### [Exercise requirements]
Search the data below, and report every line in which "Entry" occurs.

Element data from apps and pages
BEGIN
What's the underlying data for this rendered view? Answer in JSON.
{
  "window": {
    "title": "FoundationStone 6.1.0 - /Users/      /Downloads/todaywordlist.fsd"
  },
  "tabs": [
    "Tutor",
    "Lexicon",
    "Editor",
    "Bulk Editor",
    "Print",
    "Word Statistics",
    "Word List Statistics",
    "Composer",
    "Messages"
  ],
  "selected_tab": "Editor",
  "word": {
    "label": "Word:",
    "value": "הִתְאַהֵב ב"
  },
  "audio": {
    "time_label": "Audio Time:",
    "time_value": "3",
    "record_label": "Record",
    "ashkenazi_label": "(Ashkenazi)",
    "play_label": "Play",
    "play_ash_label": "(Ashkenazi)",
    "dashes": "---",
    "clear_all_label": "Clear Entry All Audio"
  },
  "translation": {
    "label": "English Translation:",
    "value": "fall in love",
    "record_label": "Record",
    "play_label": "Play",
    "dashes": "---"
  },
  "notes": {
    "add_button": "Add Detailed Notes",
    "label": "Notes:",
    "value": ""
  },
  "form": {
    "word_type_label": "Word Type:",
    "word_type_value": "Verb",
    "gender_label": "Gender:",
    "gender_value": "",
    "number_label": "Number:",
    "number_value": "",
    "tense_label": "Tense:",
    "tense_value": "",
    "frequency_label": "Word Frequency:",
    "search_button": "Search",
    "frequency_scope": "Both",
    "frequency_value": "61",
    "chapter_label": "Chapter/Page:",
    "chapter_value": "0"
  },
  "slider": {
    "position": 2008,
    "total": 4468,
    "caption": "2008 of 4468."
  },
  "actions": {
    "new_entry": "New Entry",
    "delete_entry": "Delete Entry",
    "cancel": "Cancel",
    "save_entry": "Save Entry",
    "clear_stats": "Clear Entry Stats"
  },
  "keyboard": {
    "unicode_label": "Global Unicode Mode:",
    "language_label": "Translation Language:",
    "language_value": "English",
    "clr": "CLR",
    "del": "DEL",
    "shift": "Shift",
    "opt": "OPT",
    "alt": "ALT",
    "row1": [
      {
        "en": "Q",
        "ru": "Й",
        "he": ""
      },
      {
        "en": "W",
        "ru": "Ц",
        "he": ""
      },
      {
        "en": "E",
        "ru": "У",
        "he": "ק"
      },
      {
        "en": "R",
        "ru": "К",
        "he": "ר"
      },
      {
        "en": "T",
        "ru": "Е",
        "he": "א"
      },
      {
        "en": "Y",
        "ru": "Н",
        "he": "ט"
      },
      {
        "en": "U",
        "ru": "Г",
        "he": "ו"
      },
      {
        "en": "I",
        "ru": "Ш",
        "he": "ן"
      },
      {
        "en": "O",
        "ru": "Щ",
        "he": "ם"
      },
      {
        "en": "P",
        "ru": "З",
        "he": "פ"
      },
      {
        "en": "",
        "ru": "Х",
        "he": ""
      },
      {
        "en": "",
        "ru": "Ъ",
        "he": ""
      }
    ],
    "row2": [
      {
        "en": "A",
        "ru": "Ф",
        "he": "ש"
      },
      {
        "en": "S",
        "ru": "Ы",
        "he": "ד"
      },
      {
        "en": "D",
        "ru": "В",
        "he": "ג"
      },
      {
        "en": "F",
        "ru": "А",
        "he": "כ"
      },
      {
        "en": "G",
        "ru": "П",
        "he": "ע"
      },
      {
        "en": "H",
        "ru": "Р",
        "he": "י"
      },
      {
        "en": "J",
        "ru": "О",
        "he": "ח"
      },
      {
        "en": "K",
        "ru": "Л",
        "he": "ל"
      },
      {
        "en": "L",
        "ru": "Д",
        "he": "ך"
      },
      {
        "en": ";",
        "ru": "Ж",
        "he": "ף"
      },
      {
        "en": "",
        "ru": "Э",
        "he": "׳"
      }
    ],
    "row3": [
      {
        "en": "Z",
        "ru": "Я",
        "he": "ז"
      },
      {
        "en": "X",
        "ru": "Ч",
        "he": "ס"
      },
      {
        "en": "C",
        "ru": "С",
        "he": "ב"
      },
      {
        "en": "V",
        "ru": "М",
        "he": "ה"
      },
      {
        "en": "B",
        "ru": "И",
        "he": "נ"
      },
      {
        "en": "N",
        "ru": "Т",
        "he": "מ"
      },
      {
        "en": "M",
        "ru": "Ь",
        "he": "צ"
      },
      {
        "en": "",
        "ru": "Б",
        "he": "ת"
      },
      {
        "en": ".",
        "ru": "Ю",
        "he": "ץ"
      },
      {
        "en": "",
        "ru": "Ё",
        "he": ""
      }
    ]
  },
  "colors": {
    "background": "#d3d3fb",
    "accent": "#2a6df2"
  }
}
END
### [Solution to the exercise]
    "clear_all_label": "Clear Entry All Audio"
    "new_entry": "New Entry",
    "delete_entry": "Delete Entry",
    "save_entry": "Save Entry",
    "clear_stats": "Clear Entry Stats"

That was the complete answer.